* [TASK DIRECTIONS]
Every entry that follows should be output exactly, and every image in it left out.

* [DATA FOR THIS EXERCISE]

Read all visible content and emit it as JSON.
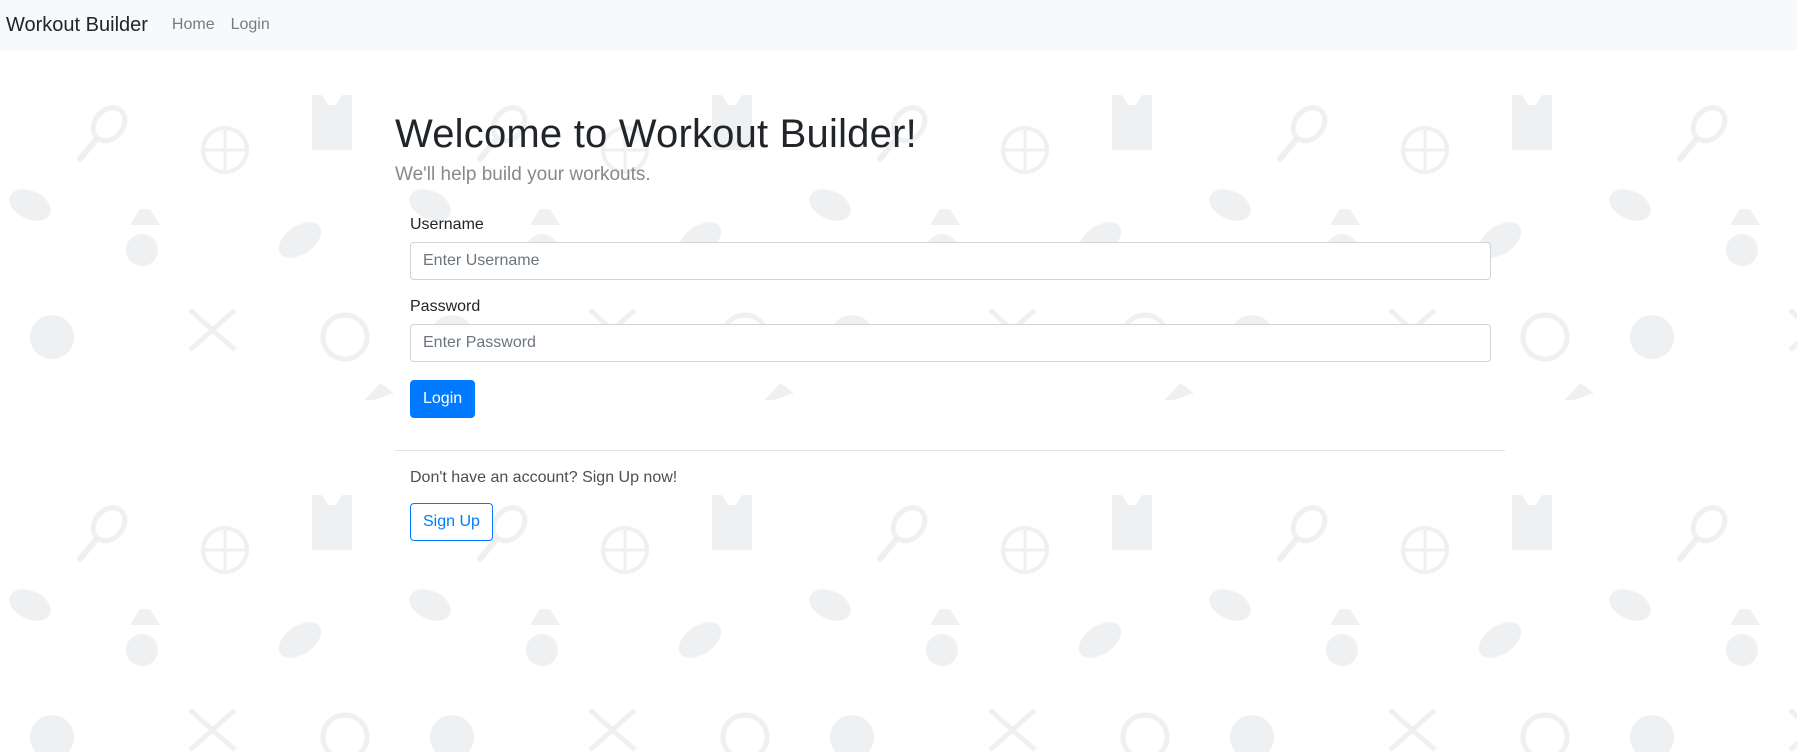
{
  "navbar": {
    "brand": "Workout Builder",
    "links": [
      "Home",
      "Login"
    ]
  },
  "main": {
    "title": "Welcome to Workout Builder!",
    "subtitle": "We'll help build your workouts.",
    "username": {
      "label": "Username",
      "placeholder": "Enter Username",
      "value": ""
    },
    "password": {
      "label": "Password",
      "placeholder": "Enter Password",
      "value": ""
    },
    "login_button": "Login",
    "signup_prompt": "Don't have an account? Sign Up now!",
    "signup_button": "Sign Up"
  },
  "background": {
    "pattern": "sports-icons",
    "icons": [
      "tennis-racket-icon",
      "basketball-icon",
      "jersey-icon",
      "football-icon",
      "medal-icon",
      "hockey-puck-icon",
      "hockey-sticks-icon",
      "soccer-ball-icon",
      "volleyball-icon",
      "shuttlecock-icon",
      "sneaker-icon",
      "tennis-ball-icon"
    ]
  },
  "colors": {
    "primary": "#007bff",
    "navbar_bg": "#f8f9fa",
    "pattern_icon": "#eef0f2"
  }
}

* [COMPLETED EXERCISE]
Read all visible content and emit it as JSON.
{
  "navbar": {
    "brand": "Workout Builder",
    "links": [
      "Home",
      "Login"
    ]
  },
  "main": {
    "title": "Welcome to Workout Builder!",
    "subtitle": "We'll help build your workouts.",
    "username": {
      "label": "Username",
      "placeholder": "Enter Username",
      "value": ""
    },
    "password": {
      "label": "Password",
      "placeholder": "Enter Password",
      "value": ""
    },
    "login_button": "Login",
    "signup_prompt": "Don't have an account? Sign Up now!",
    "signup_button": "Sign Up"
  },
  "background": {
    "pattern": "sports-icons",
    "icons": [
      "tennis-racket-icon",
      "basketball-icon",
      "jersey-icon",
      "football-icon",
      "medal-icon",
      "hockey-puck-icon",
      "hockey-sticks-icon",
      "soccer-ball-icon",
      "volleyball-icon",
      "shuttlecock-icon",
      "sneaker-icon",
      "tennis-ball-icon"
    ]
  },
  "colors": {
    "primary": "#007bff",
    "navbar_bg": "#f8f9fa",
    "pattern_icon": "#eef0f2"
  }
}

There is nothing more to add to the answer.